Once the seat of noble families, Kasteel Oost in Oost-Maarland, was also the 18th-century birthplace of the Prince-Bishop of Liège, Cesar van Hoensbroeck. In the second half of the 20th century it became the home of the artist Teun Roosenburg.
The manor house underwent many alterations during its long history, and the current owners, Michel and Leon Maes, are busy restoring it to its former glory. Michel and Leon see it becoming a prime location in the field of hospitality – the aim is for a top rating and for the restaurant to be awarded at least one Michelin star! Their plan is for hotel rooms in the chateau, the manor’s farm, and a new building. There will also be a contemporary bistro and hotel bar; separate function rooms for events, weddings, presentations and meetings; a shop where regional products will be on sale; and a vineyard. We already have very exciting plans for creating a floating spa experience.

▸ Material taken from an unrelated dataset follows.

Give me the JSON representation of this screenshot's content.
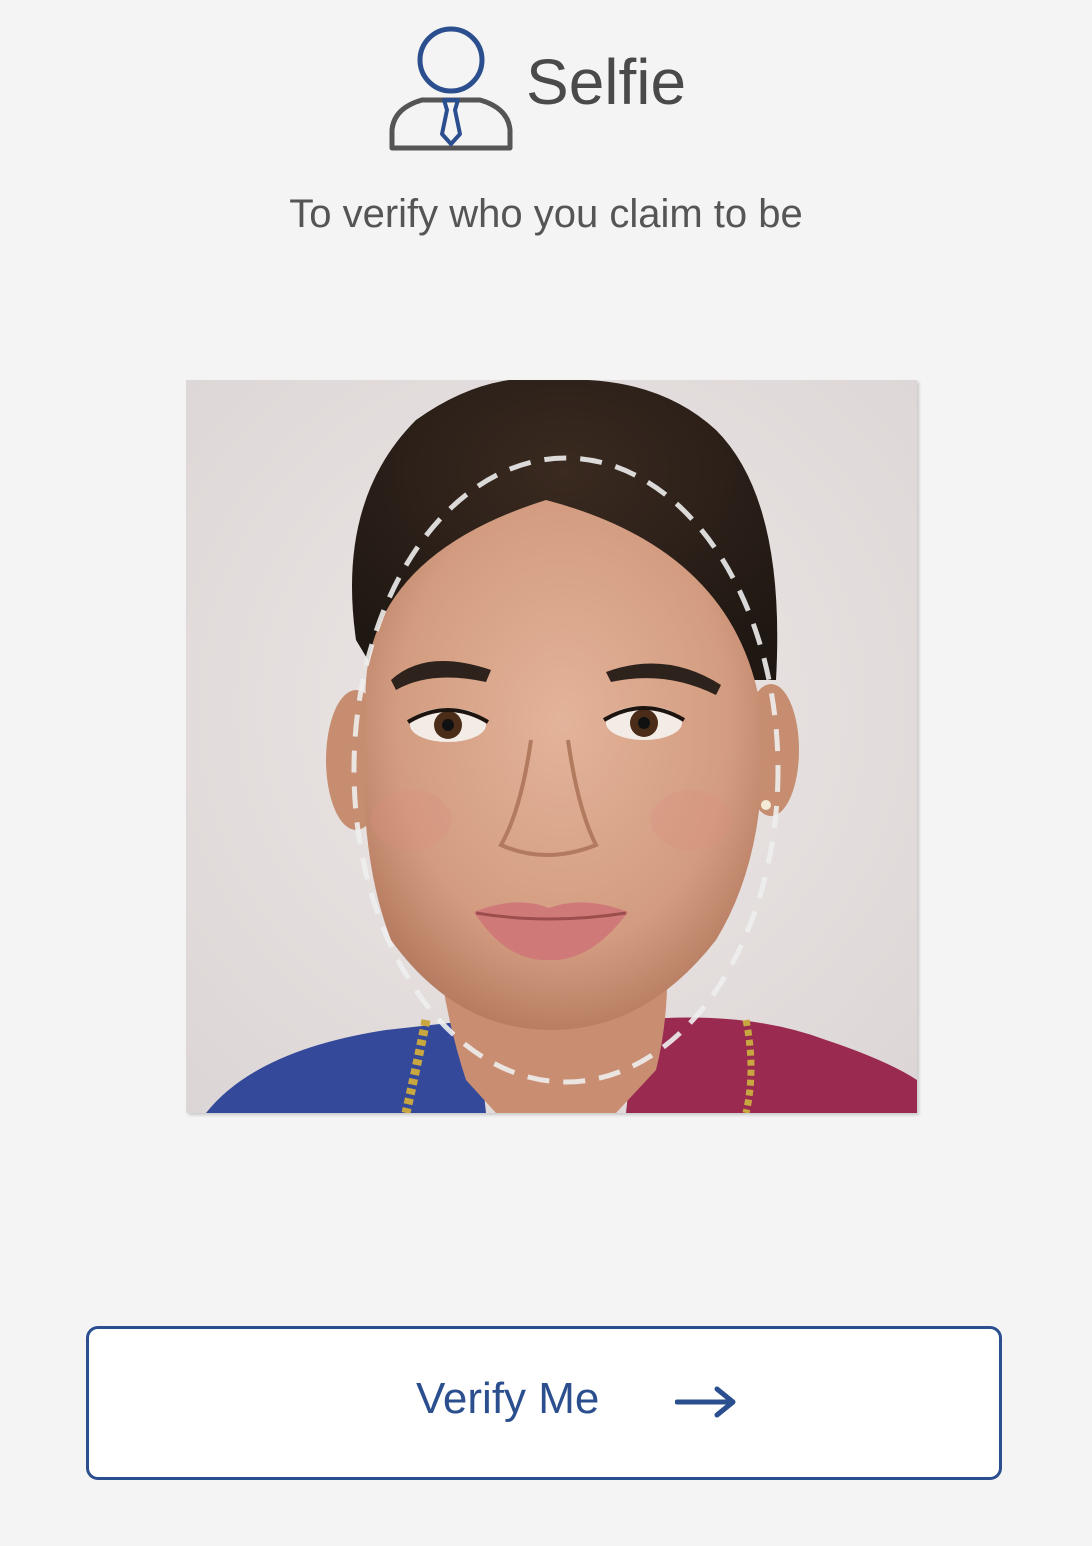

All of this is being done in accordance to the Cittaslow (slow town) principle, which prioritises sustainability and a localised supply of products. The main aims of the movement are improving quality of life, protecting the environment, promoting cultural diversity and providing inspiration for a healthier lifestyle. The estate’s unique location on the edge of a nature reserve on the banks of the Maas emphasises its connection with nature. Perfect for reaching out to younger generations.
The Maes brothers do not plan to run the hotel themselves. Instead they have enlisted the help of a star team: hotelier to the stars Marc Alofs and Michelin-starred chef Jacob Jan Boerma. ‘Running a hotel is not where our expertise lies, and this is something you should leave to the professionals,’ says Michel Maes. ‘But we’ll be involved, because we feel that this could be a beautiful thing for the whole region. It fits our ideals about sustainability, respect for nature, organic farming and the principles of Cittaslow.’